The effects of scion maturation on growth and reproduction of grafted slash pine
Source: New Forests, Volume 15, Number 3, May 1998 , pp. 243-259(17)
Abstract:Establishment of the University of Florida Cooperative Forest Genetics Research Program's clone banks provided an opportunity to look at scion maturation effects on growth and reproduction of many grafted slash pine clones. In 1988 and 1989, clone banks were established in nine locations in the Southeastern United States. Over 460 scion clones varying from 5 to greater than 40 years old from time of seed germination (chronological age) were grafted into the clone banks. Comparisons of diameter growth, height growth, lateral branch number and female and male strobili production were made annually for six years after grafting.

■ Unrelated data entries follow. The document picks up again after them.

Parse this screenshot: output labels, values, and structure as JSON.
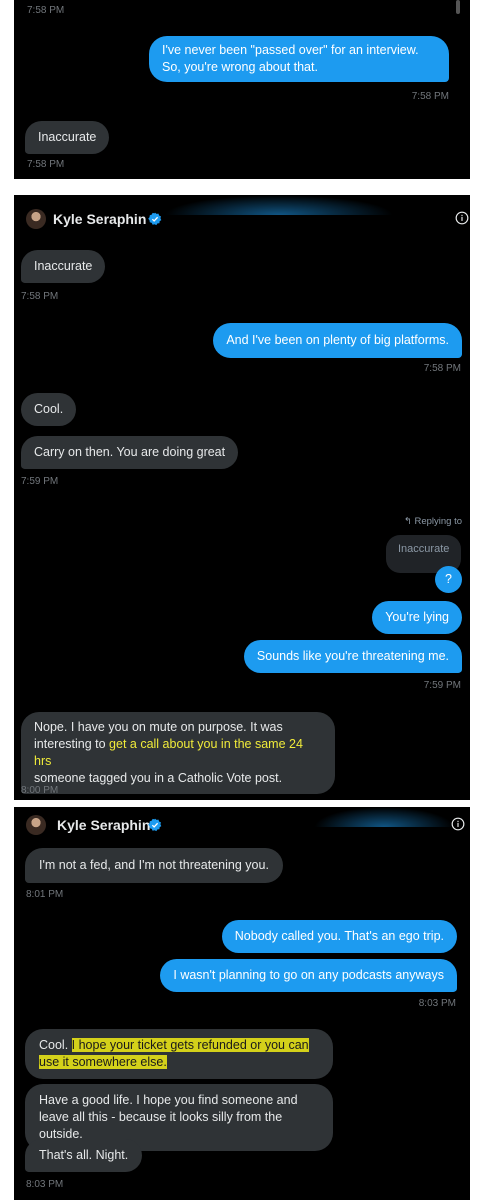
{
  "panel1": {
    "top_timestamp": "7:58 PM",
    "messages": [
      {
        "text": "I've never been \"passed over\" for an interview. So, you're wrong about that.",
        "time": "7:58 PM"
      },
      {
        "text": "Inaccurate",
        "time": "7:58 PM"
      }
    ]
  },
  "panel2": {
    "header": {
      "name": "Kyle Seraphin",
      "verified_icon": "verified-badge-icon",
      "info_icon": "info-icon"
    },
    "messages": [
      {
        "text": "Inaccurate",
        "time": "7:58 PM"
      },
      {
        "text": "And I've been on plenty of big platforms.",
        "time": "7:58 PM"
      },
      {
        "text": "Cool."
      },
      {
        "text": "Carry on then. You are doing great",
        "time": "7:59 PM"
      },
      {
        "replying_label": "Replying to",
        "quoted": "Inaccurate"
      },
      {
        "text": "?"
      },
      {
        "text": "You're lying"
      },
      {
        "text": "Sounds like you're threatening me.",
        "time": "7:59 PM"
      },
      {
        "text_part1": "Nope. I have you on mute on purpose. It was interesting to ",
        "text_highlight": "get a call about you in the same 24 hrs",
        "text_part2": "someone tagged you in a Catholic Vote post.",
        "time": "8:00 PM"
      }
    ]
  },
  "panel3": {
    "header": {
      "name": "Kyle Seraphin",
      "verified_icon": "verified-badge-icon",
      "info_icon": "info-icon"
    },
    "messages": [
      {
        "text": "I'm not a fed, and I'm not threatening you.",
        "time": "8:01 PM"
      },
      {
        "text": "Nobody called you. That's an ego trip."
      },
      {
        "text": "I wasn't planning to go on any podcasts anyways",
        "time": "8:03 PM"
      },
      {
        "text_prefix": "Cool. ",
        "text_highlight": "I hope your ticket gets refunded or you can use it somewhere else."
      },
      {
        "text": "Have a good life. I hope you find someone and leave all this - because it looks silly from the outside."
      },
      {
        "text": "That's all. Night.",
        "time": "8:03 PM"
      }
    ]
  },
  "colors": {
    "outgoing": "#1d9bf0",
    "incoming": "#2f3336",
    "background": "#000000",
    "highlight": "#d4d11a"
  }
}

Within slash pine clone banks, there were significant effects due to scion chronological age. Chronologically older scions (backward selections) grew less, had fewer branches and produced only a few more female strobili than chronologically younger material (forward selections). Forward selections produced significantly more catkin clusters than backward selections. By year six, there was no significant difference in numbers of female strobili per tree between backward and forward scions, but forward selections produced about 2.5 times as many catkin clusters as the backward selections. Similar effects on growth and reproduction due to chronological age were also found among clones within the forward selections, with older selections growing more slowly and producing fewer catkin clusters. The size and breadth of this study lends strong support to the idea that these patterns of growth will occur for grafted slash pine in any location throughout its native range.
Document Type: Regular Paper
Publication date: May 1, 1998